RECORDS FOR THIS TASK >>
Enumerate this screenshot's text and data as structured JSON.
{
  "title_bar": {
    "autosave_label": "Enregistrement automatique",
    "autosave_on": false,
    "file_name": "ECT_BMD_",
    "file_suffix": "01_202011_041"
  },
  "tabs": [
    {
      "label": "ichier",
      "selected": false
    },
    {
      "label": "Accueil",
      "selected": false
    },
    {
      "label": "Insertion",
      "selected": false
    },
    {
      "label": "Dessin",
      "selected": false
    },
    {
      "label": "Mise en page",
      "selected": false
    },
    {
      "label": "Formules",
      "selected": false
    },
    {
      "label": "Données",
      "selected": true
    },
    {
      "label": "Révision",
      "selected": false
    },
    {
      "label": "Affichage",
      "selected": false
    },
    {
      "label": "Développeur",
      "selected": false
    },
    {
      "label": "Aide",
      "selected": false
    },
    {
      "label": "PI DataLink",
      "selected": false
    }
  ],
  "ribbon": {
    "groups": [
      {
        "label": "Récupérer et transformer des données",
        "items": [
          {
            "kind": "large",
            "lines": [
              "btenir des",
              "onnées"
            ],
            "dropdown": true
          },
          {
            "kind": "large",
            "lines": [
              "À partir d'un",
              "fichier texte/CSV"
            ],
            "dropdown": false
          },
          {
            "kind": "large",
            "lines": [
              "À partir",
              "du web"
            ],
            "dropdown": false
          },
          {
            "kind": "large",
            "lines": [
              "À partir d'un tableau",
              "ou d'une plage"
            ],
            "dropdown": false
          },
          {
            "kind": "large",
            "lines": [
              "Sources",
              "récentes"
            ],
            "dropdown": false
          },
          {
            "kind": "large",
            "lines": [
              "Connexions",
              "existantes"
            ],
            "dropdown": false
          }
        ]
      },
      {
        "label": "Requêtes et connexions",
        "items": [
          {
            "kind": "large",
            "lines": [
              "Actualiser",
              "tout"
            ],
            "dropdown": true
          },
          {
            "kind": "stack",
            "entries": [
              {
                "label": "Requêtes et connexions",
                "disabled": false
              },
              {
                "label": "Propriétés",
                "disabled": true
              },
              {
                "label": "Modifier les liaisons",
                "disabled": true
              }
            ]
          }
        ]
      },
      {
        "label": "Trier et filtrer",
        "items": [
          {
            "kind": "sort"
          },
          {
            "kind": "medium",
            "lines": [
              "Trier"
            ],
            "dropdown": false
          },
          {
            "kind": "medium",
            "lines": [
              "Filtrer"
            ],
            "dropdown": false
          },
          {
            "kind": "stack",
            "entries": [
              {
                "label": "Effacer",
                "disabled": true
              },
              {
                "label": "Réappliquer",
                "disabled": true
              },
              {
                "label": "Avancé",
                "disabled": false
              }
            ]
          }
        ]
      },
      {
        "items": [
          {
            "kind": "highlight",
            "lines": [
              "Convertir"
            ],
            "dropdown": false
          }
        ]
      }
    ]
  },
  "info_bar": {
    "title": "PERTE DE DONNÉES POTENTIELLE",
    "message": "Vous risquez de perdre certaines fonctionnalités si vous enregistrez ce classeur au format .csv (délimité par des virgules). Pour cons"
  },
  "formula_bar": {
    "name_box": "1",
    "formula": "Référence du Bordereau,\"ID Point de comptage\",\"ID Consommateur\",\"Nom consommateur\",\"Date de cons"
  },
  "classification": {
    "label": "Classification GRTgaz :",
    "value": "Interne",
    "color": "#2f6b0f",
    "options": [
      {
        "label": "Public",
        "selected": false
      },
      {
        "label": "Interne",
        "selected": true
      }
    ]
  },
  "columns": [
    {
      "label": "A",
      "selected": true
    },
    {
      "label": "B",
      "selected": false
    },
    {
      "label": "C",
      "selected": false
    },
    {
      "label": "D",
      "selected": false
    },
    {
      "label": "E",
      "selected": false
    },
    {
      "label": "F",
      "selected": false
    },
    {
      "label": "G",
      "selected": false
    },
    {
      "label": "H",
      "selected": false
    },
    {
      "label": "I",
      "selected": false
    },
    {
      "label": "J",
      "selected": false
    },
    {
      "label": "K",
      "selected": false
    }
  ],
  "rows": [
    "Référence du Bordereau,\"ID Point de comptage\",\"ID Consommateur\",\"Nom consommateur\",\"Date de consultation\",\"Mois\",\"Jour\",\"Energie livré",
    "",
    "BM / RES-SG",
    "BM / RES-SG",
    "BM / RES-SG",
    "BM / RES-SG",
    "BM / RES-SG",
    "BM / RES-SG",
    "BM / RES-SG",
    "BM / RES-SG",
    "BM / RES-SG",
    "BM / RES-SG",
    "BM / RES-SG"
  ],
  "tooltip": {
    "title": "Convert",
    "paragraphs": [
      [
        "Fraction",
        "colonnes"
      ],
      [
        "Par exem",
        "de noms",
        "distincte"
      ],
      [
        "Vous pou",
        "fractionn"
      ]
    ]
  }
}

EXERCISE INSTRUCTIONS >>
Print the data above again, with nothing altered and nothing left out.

REPLY >>
Enumerate this screenshot's text and data as structured JSON.
{
  "title_bar": {
    "autosave_label": "Enregistrement automatique",
    "autosave_on": false,
    "file_name": "ECT_BMD_",
    "file_suffix": "01_202011_041"
  },
  "tabs": [
    {
      "label": "ichier",
      "selected": false
    },
    {
      "label": "Accueil",
      "selected": false
    },
    {
      "label": "Insertion",
      "selected": false
    },
    {
      "label": "Dessin",
      "selected": false
    },
    {
      "label": "Mise en page",
      "selected": false
    },
    {
      "label": "Formules",
      "selected": false
    },
    {
      "label": "Données",
      "selected": true
    },
    {
      "label": "Révision",
      "selected": false
    },
    {
      "label": "Affichage",
      "selected": false
    },
    {
      "label": "Développeur",
      "selected": false
    },
    {
      "label": "Aide",
      "selected": false
    },
    {
      "label": "PI DataLink",
      "selected": false
    }
  ],
  "ribbon": {
    "groups": [
      {
        "label": "Récupérer et transformer des données",
        "items": [
          {
            "kind": "large",
            "lines": [
              "btenir des",
              "onnées"
            ],
            "dropdown": true
          },
          {
            "kind": "large",
            "lines": [
              "À partir d'un",
              "fichier texte/CSV"
            ],
            "dropdown": false
          },
          {
            "kind": "large",
            "lines": [
              "À partir",
              "du web"
            ],
            "dropdown": false
          },
          {
            "kind": "large",
            "lines": [
              "À partir d'un tableau",
              "ou d'une plage"
            ],
            "dropdown": false
          },
          {
            "kind": "large",
            "lines": [
              "Sources",
              "récentes"
            ],
            "dropdown": false
          },
          {
            "kind": "large",
            "lines": [
              "Connexions",
              "existantes"
            ],
            "dropdown": false
          }
        ]
      },
      {
        "label": "Requêtes et connexions",
        "items": [
          {
            "kind": "large",
            "lines": [
              "Actualiser",
              "tout"
            ],
            "dropdown": true
          },
          {
            "kind": "stack",
            "entries": [
              {
                "label": "Requêtes et connexions",
                "disabled": false
              },
              {
                "label": "Propriétés",
                "disabled": true
              },
              {
                "label": "Modifier les liaisons",
                "disabled": true
              }
            ]
          }
        ]
      },
      {
        "label": "Trier et filtrer",
        "items": [
          {
            "kind": "sort"
          },
          {
            "kind": "medium",
            "lines": [
              "Trier"
            ],
            "dropdown": false
          },
          {
            "kind": "medium",
            "lines": [
              "Filtrer"
            ],
            "dropdown": false
          },
          {
            "kind": "stack",
            "entries": [
              {
                "label": "Effacer",
                "disabled": true
              },
              {
                "label": "Réappliquer",
                "disabled": true
              },
              {
                "label": "Avancé",
                "disabled": false
              }
            ]
          }
        ]
      },
      {
        "items": [
          {
            "kind": "highlight",
            "lines": [
              "Convertir"
            ],
            "dropdown": false
          }
        ]
      }
    ]
  },
  "info_bar": {
    "title": "PERTE DE DONNÉES POTENTIELLE",
    "message": "Vous risquez de perdre certaines fonctionnalités si vous enregistrez ce classeur au format .csv (délimité par des virgules). Pour cons"
  },
  "formula_bar": {
    "name_box": "1",
    "formula": "Référence du Bordereau,\"ID Point de comptage\",\"ID Consommateur\",\"Nom consommateur\",\"Date de cons"
  },
  "classification": {
    "label": "Classification GRTgaz :",
    "value": "Interne",
    "color": "#2f6b0f",
    "options": [
      {
        "label": "Public",
        "selected": false
      },
      {
        "label": "Interne",
        "selected": true
      }
    ]
  },
  "columns": [
    {
      "label": "A",
      "selected": true
    },
    {
      "label": "B",
      "selected": false
    },
    {
      "label": "C",
      "selected": false
    },
    {
      "label": "D",
      "selected": false
    },
    {
      "label": "E",
      "selected": false
    },
    {
      "label": "F",
      "selected": false
    },
    {
      "label": "G",
      "selected": false
    },
    {
      "label": "H",
      "selected": false
    },
    {
      "label": "I",
      "selected": false
    },
    {
      "label": "J",
      "selected": false
    },
    {
      "label": "K",
      "selected": false
    }
  ],
  "rows": [
    "Référence du Bordereau,\"ID Point de comptage\",\"ID Consommateur\",\"Nom consommateur\",\"Date de consultation\",\"Mois\",\"Jour\",\"Energie livré",
    "",
    "BM / RES-SG",
    "BM / RES-SG",
    "BM / RES-SG",
    "BM / RES-SG",
    "BM / RES-SG",
    "BM / RES-SG",
    "BM / RES-SG",
    "BM / RES-SG",
    "BM / RES-SG",
    "BM / RES-SG",
    "BM / RES-SG"
  ],
  "tooltip": {
    "title": "Convert",
    "paragraphs": [
      [
        "Fraction",
        "colonnes"
      ],
      [
        "Par exem",
        "de noms",
        "distincte"
      ],
      [
        "Vous pou",
        "fractionn"
      ]
    ]
  }
}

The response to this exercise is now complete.